Records supplied ->
———

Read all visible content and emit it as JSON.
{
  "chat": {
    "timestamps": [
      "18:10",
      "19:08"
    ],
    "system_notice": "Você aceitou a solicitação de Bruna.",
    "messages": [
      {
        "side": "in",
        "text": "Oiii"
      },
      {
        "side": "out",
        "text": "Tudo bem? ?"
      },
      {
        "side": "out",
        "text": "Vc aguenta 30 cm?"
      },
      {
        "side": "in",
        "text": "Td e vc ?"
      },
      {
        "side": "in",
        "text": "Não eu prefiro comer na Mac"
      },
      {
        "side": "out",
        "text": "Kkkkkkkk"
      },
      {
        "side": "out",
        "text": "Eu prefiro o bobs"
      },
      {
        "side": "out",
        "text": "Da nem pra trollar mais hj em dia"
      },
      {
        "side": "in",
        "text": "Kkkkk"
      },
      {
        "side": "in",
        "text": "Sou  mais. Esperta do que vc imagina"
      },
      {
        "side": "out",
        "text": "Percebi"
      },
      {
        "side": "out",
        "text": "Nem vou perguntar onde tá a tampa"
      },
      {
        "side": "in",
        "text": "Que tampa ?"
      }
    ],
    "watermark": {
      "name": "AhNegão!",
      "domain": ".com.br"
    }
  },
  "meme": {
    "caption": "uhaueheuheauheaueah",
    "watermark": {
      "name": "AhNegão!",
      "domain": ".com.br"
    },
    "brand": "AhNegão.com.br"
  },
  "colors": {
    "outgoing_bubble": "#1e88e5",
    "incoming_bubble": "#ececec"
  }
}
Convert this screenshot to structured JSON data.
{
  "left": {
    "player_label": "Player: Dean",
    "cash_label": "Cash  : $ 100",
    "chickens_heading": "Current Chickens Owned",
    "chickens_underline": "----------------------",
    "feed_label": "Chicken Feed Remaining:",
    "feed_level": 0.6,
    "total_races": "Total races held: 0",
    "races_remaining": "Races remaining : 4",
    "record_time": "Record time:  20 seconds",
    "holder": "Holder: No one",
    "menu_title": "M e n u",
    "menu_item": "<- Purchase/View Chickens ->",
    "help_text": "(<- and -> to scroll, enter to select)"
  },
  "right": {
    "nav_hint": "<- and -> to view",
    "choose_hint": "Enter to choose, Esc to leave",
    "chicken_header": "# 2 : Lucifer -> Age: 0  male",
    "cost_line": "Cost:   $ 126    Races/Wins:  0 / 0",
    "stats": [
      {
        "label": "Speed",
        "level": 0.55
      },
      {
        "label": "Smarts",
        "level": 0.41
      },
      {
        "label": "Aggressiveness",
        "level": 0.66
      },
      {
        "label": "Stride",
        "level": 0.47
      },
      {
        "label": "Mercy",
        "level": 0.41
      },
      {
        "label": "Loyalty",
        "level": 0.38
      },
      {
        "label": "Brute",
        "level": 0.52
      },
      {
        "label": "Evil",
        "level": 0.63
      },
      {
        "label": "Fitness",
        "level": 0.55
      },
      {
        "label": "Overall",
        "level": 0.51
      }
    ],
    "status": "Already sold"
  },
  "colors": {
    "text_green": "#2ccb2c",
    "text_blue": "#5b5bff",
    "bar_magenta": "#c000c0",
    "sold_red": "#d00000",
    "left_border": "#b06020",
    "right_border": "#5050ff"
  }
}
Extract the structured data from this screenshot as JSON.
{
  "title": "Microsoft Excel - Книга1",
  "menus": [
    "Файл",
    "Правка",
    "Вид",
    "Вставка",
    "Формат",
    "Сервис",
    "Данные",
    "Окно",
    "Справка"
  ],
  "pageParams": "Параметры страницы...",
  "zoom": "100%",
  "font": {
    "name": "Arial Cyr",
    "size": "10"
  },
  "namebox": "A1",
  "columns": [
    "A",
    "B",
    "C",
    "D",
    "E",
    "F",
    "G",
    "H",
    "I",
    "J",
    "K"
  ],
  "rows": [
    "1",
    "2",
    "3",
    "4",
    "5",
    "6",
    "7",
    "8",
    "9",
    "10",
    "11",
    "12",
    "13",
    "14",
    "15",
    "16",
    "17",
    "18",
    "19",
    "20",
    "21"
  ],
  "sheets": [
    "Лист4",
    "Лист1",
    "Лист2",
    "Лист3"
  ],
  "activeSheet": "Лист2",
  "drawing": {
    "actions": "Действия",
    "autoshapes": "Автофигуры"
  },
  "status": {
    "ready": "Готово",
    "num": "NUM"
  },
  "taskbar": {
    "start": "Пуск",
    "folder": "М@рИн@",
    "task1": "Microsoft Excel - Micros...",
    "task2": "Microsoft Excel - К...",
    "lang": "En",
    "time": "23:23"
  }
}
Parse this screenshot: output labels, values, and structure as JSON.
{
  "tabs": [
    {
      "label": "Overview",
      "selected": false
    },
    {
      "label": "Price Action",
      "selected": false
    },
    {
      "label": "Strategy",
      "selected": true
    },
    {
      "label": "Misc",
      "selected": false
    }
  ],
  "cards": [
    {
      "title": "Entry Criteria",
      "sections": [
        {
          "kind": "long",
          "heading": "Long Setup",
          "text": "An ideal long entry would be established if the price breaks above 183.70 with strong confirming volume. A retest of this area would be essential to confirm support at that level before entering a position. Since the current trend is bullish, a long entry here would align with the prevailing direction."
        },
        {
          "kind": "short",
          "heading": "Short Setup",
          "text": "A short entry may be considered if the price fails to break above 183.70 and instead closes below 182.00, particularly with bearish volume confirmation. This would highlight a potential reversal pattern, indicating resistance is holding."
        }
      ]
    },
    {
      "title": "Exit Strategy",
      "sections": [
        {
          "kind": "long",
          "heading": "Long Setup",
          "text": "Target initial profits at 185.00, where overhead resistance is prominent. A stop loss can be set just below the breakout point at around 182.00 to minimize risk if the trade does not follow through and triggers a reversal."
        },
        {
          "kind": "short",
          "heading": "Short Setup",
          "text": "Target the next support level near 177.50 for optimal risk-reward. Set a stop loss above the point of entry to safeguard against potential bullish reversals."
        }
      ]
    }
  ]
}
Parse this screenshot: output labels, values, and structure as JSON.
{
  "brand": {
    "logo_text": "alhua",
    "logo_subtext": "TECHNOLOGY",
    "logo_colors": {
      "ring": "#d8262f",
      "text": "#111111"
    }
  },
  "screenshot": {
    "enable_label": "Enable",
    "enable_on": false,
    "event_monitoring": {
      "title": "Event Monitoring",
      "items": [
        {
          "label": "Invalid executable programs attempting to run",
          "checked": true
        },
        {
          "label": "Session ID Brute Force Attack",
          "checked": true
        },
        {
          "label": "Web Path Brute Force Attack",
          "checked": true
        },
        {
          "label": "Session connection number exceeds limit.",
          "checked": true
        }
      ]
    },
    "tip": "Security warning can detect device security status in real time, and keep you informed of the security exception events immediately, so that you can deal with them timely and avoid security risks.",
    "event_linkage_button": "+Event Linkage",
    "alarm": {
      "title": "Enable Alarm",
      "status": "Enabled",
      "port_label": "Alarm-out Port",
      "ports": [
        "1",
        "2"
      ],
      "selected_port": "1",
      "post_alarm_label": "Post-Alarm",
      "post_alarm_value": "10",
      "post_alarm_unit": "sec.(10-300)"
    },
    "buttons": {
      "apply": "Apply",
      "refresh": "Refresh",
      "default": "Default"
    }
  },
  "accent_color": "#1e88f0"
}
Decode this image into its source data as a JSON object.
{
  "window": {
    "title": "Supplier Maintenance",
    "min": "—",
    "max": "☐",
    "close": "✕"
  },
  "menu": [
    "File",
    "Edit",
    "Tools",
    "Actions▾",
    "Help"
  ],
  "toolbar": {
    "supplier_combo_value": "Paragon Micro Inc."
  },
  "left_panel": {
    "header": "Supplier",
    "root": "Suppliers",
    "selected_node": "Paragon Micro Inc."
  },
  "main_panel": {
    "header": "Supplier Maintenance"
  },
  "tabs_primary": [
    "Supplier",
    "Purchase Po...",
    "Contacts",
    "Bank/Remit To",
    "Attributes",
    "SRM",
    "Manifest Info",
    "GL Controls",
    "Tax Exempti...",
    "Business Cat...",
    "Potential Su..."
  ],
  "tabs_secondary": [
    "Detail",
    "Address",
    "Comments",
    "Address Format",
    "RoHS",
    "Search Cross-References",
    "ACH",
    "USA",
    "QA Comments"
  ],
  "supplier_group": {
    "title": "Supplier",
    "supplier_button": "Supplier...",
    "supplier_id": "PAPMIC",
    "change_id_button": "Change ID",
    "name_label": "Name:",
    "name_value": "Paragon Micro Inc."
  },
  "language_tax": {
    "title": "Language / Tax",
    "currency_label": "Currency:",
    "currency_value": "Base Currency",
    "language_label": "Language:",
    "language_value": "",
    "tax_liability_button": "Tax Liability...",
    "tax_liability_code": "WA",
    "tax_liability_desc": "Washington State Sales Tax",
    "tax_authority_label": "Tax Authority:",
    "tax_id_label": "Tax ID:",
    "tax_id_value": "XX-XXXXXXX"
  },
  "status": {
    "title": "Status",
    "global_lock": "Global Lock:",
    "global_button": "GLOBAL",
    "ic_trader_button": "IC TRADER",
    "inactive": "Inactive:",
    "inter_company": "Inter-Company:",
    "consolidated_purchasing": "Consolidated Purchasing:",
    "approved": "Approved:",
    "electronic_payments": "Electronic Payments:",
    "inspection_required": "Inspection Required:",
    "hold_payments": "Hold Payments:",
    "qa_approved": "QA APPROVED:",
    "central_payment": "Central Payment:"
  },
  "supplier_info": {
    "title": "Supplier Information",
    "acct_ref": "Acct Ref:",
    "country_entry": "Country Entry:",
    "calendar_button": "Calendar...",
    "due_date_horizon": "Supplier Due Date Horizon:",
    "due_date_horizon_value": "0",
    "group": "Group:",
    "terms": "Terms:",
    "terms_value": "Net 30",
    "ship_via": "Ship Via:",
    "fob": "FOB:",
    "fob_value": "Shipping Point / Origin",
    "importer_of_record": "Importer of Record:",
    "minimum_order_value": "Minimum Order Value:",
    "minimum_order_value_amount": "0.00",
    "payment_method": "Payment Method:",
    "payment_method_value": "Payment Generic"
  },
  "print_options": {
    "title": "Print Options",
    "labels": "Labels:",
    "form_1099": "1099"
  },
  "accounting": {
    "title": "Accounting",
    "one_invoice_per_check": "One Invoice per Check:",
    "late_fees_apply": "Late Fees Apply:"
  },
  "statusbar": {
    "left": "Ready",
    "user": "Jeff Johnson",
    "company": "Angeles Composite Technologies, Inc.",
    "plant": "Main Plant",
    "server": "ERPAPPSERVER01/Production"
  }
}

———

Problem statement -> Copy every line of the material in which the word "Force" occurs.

Exercise solution ->
          "label": "Session ID Brute Force Attack",
          "label": "Web Path Brute Force Attack",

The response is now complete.